Intra-host competition between co-infecting digeneans within a bivalve second intermediate host: dominance by priority-effect or taking advantage of others?Int J Parasitol. 2011 Mar; 41(3-4):449-54.IJ

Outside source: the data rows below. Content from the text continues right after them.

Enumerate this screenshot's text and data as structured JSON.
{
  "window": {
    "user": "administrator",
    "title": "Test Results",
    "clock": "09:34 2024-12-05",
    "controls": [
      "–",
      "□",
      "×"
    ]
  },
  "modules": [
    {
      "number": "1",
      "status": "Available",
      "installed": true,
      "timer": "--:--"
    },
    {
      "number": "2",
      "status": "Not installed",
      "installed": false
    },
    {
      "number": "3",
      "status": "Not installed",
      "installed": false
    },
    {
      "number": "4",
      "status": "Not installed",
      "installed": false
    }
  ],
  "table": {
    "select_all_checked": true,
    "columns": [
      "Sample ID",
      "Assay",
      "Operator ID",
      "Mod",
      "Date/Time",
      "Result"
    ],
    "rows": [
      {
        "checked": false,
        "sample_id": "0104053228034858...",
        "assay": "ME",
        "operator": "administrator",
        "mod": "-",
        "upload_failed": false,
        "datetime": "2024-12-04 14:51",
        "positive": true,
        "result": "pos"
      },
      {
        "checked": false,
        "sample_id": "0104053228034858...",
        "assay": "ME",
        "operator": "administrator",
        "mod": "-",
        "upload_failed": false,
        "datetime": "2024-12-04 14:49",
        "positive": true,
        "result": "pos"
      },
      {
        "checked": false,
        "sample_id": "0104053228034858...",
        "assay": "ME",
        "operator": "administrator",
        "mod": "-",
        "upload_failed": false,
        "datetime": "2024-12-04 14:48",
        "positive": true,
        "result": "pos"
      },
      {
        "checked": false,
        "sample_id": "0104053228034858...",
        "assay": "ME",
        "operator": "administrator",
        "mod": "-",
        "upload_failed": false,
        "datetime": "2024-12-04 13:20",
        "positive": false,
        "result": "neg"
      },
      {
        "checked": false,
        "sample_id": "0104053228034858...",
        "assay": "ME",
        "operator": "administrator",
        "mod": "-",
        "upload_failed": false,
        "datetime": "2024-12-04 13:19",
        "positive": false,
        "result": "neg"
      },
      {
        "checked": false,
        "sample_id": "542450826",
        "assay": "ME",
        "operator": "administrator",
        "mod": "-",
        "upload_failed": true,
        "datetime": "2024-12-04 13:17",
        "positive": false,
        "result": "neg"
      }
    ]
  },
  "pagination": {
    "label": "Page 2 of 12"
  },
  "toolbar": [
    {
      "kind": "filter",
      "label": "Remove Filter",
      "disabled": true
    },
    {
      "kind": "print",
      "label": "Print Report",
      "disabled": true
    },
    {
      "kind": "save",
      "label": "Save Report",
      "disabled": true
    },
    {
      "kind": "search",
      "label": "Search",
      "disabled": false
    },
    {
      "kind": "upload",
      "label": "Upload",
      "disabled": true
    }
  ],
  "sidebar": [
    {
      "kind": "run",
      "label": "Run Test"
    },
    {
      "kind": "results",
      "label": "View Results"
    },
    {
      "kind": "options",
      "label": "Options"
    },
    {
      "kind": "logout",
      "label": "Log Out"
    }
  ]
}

We experimentally investigated the interactions between two parasites known to manipulate their host's phenotype, the trematodes Acanthoparyphium sp. and Curtuteria australis, which infect the cockle Austrovenus stutchburyi. The larval stages of both species encyst within the tissue of the bivalve's muscular foot, with a preference for the tip of the foot. As more individuals accumulate at that site, they impair the burrowing behaviour of cockles and increase the probability of the parasites' transmission to a bird definitive host. However, individuals at the foot tip are also vulnerable to non-host predators in the form of foot-cropping fish which selectively bite off the foot tip of exposed cockles. Parasites encysted at the foot base are safe from such predators although they do not contribute to altering host behaviour, but nevertheless benefit from host manipulation as all parasites within the cockle are transmitted if it is ingested by a bird. Experimental infection revealed that Acanthoparyphium sp. and C. australis have different encystment patterns within the host, with proportionally fewer Acanthoparyphium metacercariae encysting at the foot tip than C. australis. This indicates that Acanthoparyphium may benefit indirectly from C. australis and incur a lower risk of non-host predation. However, in co-infections, not only did C. australis have higher infectivity than Acanthoparyphium, it also severely affected the latter's infection success. The asymmetrical strategies and interactions between the two species suggest that the advantages obtained from exploiting the host manipulation efforts of another parasite might be offset by traits such as reduced competitiveness in co-infections.